|Born||July 11, 1919|
|Died||September 16, 2010 (aged 91)|
|Alma mater||University of California, Berkeley|
|Known for||Study of diet, cardiovascular disease and atherogenesis|
|Awards||National Academy of Sciences|
Donald Berthold Zilversmit (July 11, 1919 – September 16, 2010) was a Dutch-born U.S. nutritional biochemist, researcher and educator. He spent much of his career at Cornell University as Professor in the Division of Nutritional Sciences.
Zilversmit was born in Hengelo, Netherlands, the son of Herman and Elizabeth (DeWinter) Zilversmit. He began studies at Utrecht University but escaped before the German invasion in World War II. He came to the United States in 1939 to finish his studies at the University of California, Berkeley (B.S., 1940, Ph.D. 1948). He joined a Dutch brigade during the war.
He was on the faculty of the University of Tennessee Medical College from 1948 to 1966. He received a Career Investigator Award from the American Heart Association in 1959. Zilversmit joined the faculty of Cornell's Graduate School of Nutrition in 1966 and remained until retirement in 1990.
Zilversmit authored or co-authored over 300 publications and made major contributions to the understanding of the relationship between diet and cardiovascular disease.
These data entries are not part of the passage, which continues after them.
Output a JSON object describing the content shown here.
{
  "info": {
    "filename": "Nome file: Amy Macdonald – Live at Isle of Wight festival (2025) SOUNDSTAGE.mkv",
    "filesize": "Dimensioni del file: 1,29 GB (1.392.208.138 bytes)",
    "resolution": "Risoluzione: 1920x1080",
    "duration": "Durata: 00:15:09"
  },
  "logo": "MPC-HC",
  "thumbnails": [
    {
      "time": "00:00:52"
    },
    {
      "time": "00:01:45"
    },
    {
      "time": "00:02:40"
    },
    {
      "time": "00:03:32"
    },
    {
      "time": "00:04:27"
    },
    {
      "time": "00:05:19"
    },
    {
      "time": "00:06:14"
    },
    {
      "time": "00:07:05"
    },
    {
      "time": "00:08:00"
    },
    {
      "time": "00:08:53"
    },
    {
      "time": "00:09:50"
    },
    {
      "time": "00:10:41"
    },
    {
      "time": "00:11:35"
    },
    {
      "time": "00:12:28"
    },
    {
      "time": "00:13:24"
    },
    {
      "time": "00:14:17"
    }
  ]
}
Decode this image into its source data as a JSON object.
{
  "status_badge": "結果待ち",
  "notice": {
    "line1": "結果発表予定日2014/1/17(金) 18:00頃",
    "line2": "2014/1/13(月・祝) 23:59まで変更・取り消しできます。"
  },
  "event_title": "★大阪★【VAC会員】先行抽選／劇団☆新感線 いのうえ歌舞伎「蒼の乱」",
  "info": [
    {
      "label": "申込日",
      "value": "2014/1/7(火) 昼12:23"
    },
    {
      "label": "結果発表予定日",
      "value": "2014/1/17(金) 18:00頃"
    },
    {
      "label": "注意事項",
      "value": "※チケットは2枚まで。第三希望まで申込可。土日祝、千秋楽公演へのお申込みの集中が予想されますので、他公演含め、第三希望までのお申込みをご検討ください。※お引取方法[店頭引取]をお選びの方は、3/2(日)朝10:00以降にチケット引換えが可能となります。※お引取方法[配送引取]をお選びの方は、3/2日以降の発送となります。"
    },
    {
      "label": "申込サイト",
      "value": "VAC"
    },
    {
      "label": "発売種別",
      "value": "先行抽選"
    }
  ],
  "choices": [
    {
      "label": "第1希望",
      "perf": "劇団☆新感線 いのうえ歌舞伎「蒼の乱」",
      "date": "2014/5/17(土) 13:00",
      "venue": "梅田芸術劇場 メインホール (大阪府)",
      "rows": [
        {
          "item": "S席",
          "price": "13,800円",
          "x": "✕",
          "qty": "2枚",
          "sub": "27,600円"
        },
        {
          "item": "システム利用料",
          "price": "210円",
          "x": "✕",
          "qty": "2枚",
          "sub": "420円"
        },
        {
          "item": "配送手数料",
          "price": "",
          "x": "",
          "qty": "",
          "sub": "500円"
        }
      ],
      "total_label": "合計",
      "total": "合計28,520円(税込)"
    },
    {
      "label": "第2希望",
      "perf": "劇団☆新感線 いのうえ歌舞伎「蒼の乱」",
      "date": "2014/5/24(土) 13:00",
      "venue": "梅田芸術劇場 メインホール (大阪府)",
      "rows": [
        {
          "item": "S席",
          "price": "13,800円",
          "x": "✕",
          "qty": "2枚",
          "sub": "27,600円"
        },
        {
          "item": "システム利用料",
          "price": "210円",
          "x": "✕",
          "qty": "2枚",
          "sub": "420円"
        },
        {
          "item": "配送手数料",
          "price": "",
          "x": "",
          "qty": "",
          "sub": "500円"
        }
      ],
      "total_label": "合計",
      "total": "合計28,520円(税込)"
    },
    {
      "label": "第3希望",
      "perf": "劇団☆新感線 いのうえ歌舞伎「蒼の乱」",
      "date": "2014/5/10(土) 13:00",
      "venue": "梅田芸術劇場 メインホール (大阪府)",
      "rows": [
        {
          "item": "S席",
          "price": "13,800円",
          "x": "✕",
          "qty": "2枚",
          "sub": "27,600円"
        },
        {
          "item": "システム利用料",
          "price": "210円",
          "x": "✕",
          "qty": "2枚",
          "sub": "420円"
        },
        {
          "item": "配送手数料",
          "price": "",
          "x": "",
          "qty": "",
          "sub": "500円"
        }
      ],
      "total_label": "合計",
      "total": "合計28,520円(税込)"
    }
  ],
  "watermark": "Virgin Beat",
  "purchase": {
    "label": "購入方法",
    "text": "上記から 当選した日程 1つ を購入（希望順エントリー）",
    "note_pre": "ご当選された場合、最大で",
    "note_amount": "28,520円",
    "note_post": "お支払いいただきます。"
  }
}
He greatly contributed to the understanding of atherogenesis, including basic mechanisms in lipid transport and exchange. He also pioneered the development of mathematical analysis for the interpretation of kinetic data. He co-founded the Journal of Lipid Research.
He died on September 16, 2010 in Canton, Mass.
- "Donald Berthold Zilversmit." Marquis Who's Who, 2006. Reproduced in Biography Resource Center. Farmington Hills, Mich.: Thomson Gale. 2007.
- Kitty Zilversmit, "Yours Always, A Holocaust Love Story", Capital Decisions Ltd, 1996. ISBN 978-1-883053-21-5.
- "Nutritional biochemist Don Zilversmit dies at age 91". October 2, 2010. Retrieved 2010-11-24.
- Howard A. Edmer (1984). "History of the Journal of Lipid Research". Journal of Lipid Research. 25 (13): 1425–9. PMID 6397549.